Trainer McPeek seeks to spoil another Triple try

Trainer McPeek seeks to spoil another Triple try

Published Jun. 6, 2012 5:42 a.m. ET

Ken McPeek wants to spoil another Triple Crown try.

He did it 10 years ago, when 70-1 Sarava charged to victory in the Belmont Stakes as War Emblem was attempting to complete a rare sweep of the Kentucky Derby, Preakness and Belmont.

''It was a fun day,'' he said. ''I'd like to do it again.''

Sarava defeated Medaglia d'Oro by a half-length, with War Emblem finishing a troubled eighth - beaten by 19 1/2 lengths - after nearly falling to his knees coming out of the starting gate.


The 49-year-old trainer could take two shots at knocking off Triple Crown hopeful I'll Have Another in Saturday's 1 1/2-mile race. McPeek was expected to enter Atigun and possibly Unstoppable U on Wednesday, when post positions will be set.

''We have a couple of nice 3-year-olds that haven't proven themselves at a high level yet, but weird things happen,'' he said. ''A lot can happen. It's a funny racetrack, too.''

Atigun was purchased for $42,000 - just $7,000 more than what I'll Have Another cost. He won a lesser race on the Kentucky Derby undercard in his last start. Before that, he was 11th in the Rebel Stakes and fifth in the Arkansas Derby, where Kentucky Derby and Preakness runner-up Bodemeister romped to an easy victory.

Atigun is owned by John Ed Anthony, who won the 1980 Belmont with 50-1 shot Temperence Hill. Atigun has three wins in nine career starts and earnings of $135,253.

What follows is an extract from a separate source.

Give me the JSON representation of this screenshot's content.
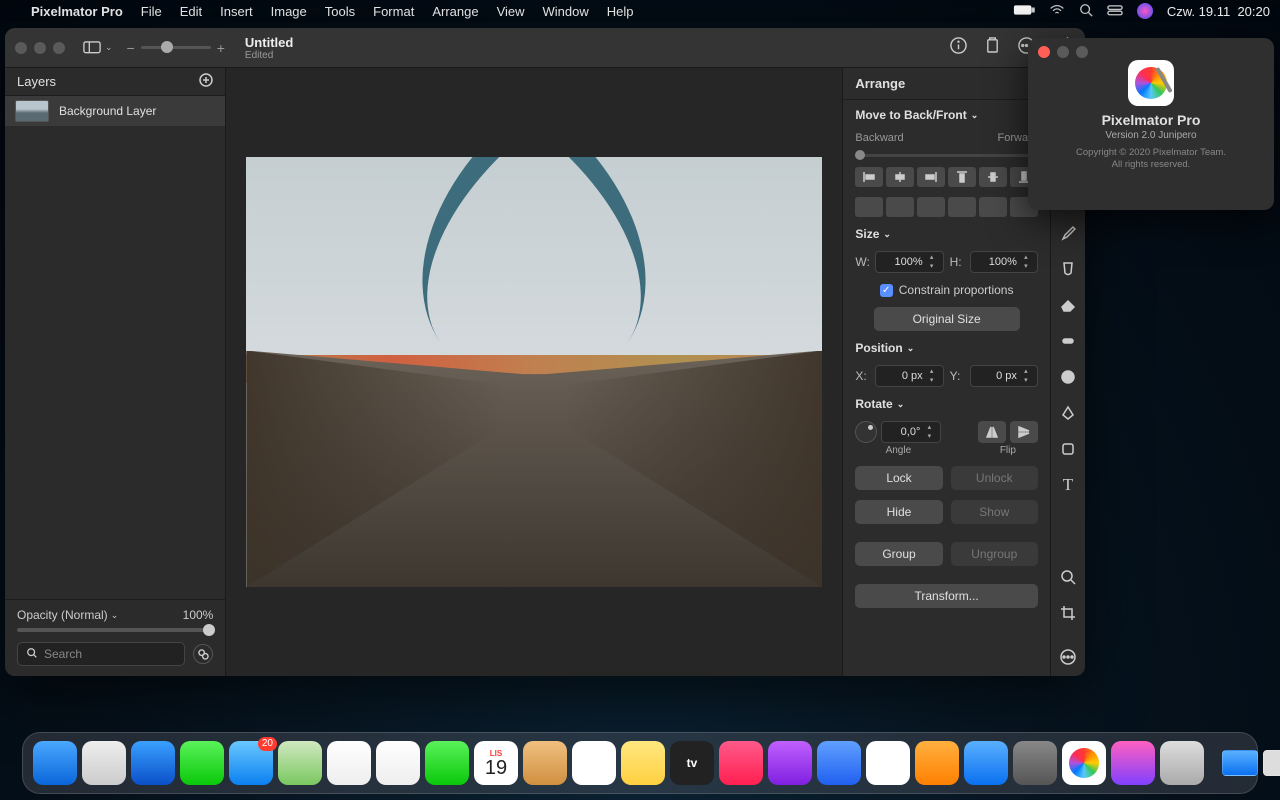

Unstoppable U is 2-0 in his young career. McPeek said he's an unseasoned colt who sometimes is reluctant to change leads when he's running.

''If he's going to have a chance to win a race like this, he has to hit everything just right,'' he said.

Both figure to be listed at double-digit odds.

''I wish we were a little bit shorter price,'' he said.

I'll Have Another is likely to face 11 rivals in his attempt to win the Triple Crown for the first time since 1978. His jockey, Mario Gutierrez, has no prior experience riding at the track, which is a half-mile longer than most tracks in North America.

''I think it's probably a disadvantage to have a rider that doesn't know it,'' McPeek said. ''That's tricky, a lot of pressure on him. A lot can happen.''

Of course, history could be made, too.

''Just the fact that there's a shot at it is positive for everybody,'' he said.

McPeek had no regrets after Sarava shocked the crowd and delighted the bettors at the 2002 Belmont.

''I had a job to do,'' he said, recalling how he later lost the colt when it was transferred to a different trainer.

He hasn't had a Belmont starter since Sarava.

''I think I've been overdue,'' he said. ''It's a funny game.''

McPeek would love to have the last laugh this year.